The DNA Test

I, like many people who were parented by a stepparent, felt that they could not look for or seek out their biological parent until the stepparent had passed away in order not to hurt any feelings.  

I know that’s what I did with my stepdad, Butch. He was the greatest guy, and the only dad I knew from the age of 10. I felt that seeking out my biological father would somehow hurt his feelings or make his role in my life feel somehow diminished or less impactful or important. Because that could not have been further from the truth, I felt that out of respect and love of my step-dad, finding Rick Wood was not a priority. 

Then I found out that Rick died in 2015 and I had wished I had felt differently earlier and began looking for him sooner. My naïve-self believed that he could’ve somehow unlocked a treasure trove of answers for me about the why, when, what and who that only he could tell me about himself and his life after 1972. I would find out that I couldn’t have been further from the truth and I couldn’t have been more naïve. 

As I got older I realized that I knew so much about my mother’s side of the family, the great grandmother I am named after, the family story and lineage, it had all been told to me over the years, and my mother was just a phone call away if I had a new question. 

As for my father’s side, I knew very little, not only about him, but about his people. And even then it was what my mother could tell me about what she remembered about them and what she remembered him telling her about them. 

In looking for him, I began to wonder more about myself – Who was I? And how did his not being in my life both negatively and positively affect me and the course of my life; the life that I chose to live as an adult? All valid questions that only I could answer, based on my own history and my own feelings, and yet the gray areas were still there. 

I made the decision to do a DNA test through While I knew that I already KNEW who my father and mother are, I was hoping to find some of his relatives, as he had five siblings, one of which I actually recall meeting when I was 5 years old, Uncle Don. 

My uncle and his wife came to Alaska to visit once and they had a son, Randall who was 8 or 9 at the time. The most vivid memories I have of their stay was wandering out into the living room of our double-wide trailer early on the first morning and seeing, propped against the end of the fold out couch where they were sleeping, a full-size, off-skin color, prosthetic leg, that was nearly as tall as I was. I don’t remember if it frightened or fascinated me, but it is a tiny puzzle piece to a larger picture which I want to complete. What happened to them? Where is my cousin, Randall, who on that same visit fell off the top bunk bed and crushed my Snoopy trashcan under his landing? What became of him? 

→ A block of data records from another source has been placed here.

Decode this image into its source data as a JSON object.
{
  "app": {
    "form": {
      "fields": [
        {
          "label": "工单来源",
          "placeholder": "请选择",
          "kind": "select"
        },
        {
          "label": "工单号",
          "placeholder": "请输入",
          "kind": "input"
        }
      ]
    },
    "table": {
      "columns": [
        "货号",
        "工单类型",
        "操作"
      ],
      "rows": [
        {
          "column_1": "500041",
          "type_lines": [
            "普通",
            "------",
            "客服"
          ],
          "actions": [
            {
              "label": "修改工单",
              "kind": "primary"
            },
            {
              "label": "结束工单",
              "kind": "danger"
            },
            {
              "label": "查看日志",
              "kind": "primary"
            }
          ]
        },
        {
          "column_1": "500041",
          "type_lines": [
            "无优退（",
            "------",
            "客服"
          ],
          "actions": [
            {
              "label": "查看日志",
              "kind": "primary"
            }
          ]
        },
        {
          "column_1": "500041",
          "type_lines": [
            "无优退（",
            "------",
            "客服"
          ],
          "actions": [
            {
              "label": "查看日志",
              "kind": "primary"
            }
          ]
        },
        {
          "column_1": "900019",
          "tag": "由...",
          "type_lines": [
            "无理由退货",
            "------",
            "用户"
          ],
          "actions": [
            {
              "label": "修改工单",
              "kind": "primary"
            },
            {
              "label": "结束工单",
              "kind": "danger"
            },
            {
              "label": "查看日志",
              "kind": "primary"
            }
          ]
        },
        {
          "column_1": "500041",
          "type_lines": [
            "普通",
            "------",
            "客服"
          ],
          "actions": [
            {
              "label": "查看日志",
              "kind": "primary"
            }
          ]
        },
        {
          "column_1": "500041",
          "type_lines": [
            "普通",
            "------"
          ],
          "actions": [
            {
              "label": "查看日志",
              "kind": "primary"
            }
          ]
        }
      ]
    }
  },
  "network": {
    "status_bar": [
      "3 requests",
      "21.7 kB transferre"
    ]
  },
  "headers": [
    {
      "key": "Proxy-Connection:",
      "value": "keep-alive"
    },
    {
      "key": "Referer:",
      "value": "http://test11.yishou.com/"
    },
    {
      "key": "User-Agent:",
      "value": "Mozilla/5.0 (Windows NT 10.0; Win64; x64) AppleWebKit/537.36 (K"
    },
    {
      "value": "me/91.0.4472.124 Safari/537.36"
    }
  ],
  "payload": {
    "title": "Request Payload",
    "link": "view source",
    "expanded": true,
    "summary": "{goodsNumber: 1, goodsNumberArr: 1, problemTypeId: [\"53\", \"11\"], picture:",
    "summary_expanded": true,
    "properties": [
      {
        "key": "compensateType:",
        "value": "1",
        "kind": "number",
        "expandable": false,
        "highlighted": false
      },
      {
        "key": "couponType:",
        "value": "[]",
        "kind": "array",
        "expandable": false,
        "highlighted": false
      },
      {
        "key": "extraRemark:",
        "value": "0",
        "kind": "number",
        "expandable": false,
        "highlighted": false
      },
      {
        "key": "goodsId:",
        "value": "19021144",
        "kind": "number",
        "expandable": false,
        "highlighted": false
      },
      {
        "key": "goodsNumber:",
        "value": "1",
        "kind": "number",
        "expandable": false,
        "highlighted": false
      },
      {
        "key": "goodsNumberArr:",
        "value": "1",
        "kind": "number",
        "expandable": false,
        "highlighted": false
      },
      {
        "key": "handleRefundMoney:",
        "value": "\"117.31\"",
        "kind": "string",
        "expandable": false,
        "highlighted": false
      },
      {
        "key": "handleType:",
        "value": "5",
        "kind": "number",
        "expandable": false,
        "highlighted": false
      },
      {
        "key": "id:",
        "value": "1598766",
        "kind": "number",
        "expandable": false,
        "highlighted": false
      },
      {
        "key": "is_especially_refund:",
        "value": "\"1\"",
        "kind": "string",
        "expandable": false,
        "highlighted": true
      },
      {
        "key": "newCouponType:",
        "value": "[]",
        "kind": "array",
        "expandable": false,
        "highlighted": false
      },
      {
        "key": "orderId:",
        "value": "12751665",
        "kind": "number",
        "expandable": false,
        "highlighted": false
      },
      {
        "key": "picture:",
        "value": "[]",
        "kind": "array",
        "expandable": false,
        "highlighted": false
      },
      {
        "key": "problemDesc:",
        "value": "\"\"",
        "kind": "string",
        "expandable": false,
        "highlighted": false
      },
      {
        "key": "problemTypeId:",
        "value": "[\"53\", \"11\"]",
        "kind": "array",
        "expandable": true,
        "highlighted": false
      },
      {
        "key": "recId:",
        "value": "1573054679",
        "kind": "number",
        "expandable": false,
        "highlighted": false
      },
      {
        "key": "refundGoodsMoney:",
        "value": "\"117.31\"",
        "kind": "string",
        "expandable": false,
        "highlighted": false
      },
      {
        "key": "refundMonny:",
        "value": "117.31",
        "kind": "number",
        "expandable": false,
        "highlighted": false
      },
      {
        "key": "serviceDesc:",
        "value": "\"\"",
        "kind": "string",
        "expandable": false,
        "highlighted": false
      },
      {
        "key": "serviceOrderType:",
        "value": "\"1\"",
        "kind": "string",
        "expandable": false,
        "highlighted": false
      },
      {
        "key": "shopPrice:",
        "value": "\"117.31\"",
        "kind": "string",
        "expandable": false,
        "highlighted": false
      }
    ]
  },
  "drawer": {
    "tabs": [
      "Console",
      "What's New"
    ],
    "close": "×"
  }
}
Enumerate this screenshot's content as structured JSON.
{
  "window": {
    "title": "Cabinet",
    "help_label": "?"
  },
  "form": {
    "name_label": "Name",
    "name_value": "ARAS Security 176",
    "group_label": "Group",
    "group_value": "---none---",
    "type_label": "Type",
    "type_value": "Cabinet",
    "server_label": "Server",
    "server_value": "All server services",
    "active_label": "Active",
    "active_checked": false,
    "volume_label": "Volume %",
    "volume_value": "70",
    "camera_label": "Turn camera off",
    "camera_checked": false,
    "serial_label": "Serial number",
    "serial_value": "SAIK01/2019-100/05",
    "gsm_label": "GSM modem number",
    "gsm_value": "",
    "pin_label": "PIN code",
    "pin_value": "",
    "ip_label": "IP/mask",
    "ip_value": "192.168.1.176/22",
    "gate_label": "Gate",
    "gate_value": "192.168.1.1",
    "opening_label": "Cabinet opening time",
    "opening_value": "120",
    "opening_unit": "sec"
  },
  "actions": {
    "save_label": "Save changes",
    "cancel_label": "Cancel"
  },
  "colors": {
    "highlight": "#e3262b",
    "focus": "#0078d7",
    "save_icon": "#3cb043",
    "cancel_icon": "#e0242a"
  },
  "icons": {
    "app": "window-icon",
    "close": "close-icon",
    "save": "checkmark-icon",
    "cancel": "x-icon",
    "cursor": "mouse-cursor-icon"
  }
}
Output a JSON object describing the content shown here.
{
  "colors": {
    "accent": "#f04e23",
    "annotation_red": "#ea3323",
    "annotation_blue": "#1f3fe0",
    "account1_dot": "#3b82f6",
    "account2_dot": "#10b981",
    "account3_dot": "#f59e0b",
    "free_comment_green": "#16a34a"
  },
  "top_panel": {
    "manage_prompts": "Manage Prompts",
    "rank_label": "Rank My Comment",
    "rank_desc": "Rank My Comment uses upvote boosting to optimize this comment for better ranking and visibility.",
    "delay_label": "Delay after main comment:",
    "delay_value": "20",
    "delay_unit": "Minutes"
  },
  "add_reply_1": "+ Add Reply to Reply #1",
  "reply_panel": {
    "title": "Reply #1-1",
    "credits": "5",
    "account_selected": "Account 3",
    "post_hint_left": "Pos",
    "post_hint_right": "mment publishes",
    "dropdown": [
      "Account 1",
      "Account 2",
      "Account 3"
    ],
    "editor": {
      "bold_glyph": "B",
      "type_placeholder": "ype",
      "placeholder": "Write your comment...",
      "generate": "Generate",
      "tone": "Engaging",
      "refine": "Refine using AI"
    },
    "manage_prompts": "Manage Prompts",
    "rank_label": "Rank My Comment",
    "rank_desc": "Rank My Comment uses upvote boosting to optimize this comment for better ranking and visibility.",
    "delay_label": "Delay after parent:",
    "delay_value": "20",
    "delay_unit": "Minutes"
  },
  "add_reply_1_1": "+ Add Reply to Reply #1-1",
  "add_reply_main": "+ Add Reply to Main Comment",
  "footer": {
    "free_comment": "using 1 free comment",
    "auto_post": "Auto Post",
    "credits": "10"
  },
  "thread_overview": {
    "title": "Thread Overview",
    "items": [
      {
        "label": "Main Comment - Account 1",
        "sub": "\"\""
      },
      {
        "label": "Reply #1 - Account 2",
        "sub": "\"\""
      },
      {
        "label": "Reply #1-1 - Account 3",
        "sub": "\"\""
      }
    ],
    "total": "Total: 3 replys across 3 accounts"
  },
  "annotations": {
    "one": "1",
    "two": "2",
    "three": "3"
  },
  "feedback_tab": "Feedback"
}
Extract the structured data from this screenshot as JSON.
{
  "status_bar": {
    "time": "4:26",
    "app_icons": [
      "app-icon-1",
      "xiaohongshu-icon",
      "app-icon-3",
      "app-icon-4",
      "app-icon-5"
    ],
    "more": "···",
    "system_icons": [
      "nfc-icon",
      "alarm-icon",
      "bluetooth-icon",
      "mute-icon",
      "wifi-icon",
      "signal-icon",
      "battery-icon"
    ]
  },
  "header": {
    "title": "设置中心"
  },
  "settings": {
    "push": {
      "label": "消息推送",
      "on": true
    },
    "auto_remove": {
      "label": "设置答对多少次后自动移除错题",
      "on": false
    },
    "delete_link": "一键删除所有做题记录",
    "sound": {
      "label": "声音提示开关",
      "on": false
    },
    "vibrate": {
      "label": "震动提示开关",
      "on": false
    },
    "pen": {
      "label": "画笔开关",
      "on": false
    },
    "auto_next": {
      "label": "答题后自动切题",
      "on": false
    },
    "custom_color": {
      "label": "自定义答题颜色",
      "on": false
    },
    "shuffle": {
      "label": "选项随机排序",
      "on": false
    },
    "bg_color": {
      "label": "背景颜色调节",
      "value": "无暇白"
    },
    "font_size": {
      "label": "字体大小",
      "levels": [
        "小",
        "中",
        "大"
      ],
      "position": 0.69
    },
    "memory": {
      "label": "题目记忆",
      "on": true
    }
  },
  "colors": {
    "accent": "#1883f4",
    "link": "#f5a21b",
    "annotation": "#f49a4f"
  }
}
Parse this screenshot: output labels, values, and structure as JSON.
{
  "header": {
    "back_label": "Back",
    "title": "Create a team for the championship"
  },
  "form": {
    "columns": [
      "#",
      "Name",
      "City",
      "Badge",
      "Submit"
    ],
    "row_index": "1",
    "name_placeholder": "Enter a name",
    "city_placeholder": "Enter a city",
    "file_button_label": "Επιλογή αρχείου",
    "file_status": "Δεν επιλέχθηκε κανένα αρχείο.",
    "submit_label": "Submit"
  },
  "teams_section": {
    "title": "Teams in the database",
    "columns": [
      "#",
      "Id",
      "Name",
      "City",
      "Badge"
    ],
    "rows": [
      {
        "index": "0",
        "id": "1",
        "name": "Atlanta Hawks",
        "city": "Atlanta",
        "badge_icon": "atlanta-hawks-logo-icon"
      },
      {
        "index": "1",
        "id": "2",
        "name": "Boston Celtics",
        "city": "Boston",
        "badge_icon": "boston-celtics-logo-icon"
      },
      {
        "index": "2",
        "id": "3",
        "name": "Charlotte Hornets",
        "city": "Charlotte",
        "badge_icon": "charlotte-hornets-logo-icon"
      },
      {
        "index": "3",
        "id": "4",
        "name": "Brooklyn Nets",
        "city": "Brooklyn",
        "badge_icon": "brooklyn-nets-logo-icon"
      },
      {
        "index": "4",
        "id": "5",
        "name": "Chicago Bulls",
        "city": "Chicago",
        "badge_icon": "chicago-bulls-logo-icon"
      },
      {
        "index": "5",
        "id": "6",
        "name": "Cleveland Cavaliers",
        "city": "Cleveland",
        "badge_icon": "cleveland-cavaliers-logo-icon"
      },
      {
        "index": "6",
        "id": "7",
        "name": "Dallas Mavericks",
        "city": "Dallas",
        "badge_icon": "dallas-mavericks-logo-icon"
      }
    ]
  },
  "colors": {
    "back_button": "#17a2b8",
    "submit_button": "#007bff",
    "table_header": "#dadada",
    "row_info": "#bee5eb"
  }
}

I believed that submitting my DNA would at least put me in touch with someone who could get me going in the right direction. 

What I got in return was far more than I ever anticipated.  

It all started with a family member hit - a 2nd cousin on my father’s side. I received a message and an inquiry, the author informed me that his DNA test had come back and listed me as a relative.  

Interesting, I thought, and messaged back that the first step would be to determine on which side of my family were he and I related. His messaged back that I was not his only family member DNA hit, and that he also had a hit for his father, someone with the screen name of ‘Ponysboy’. 

I was immediately taken aback…Ponysboy is/was MY father.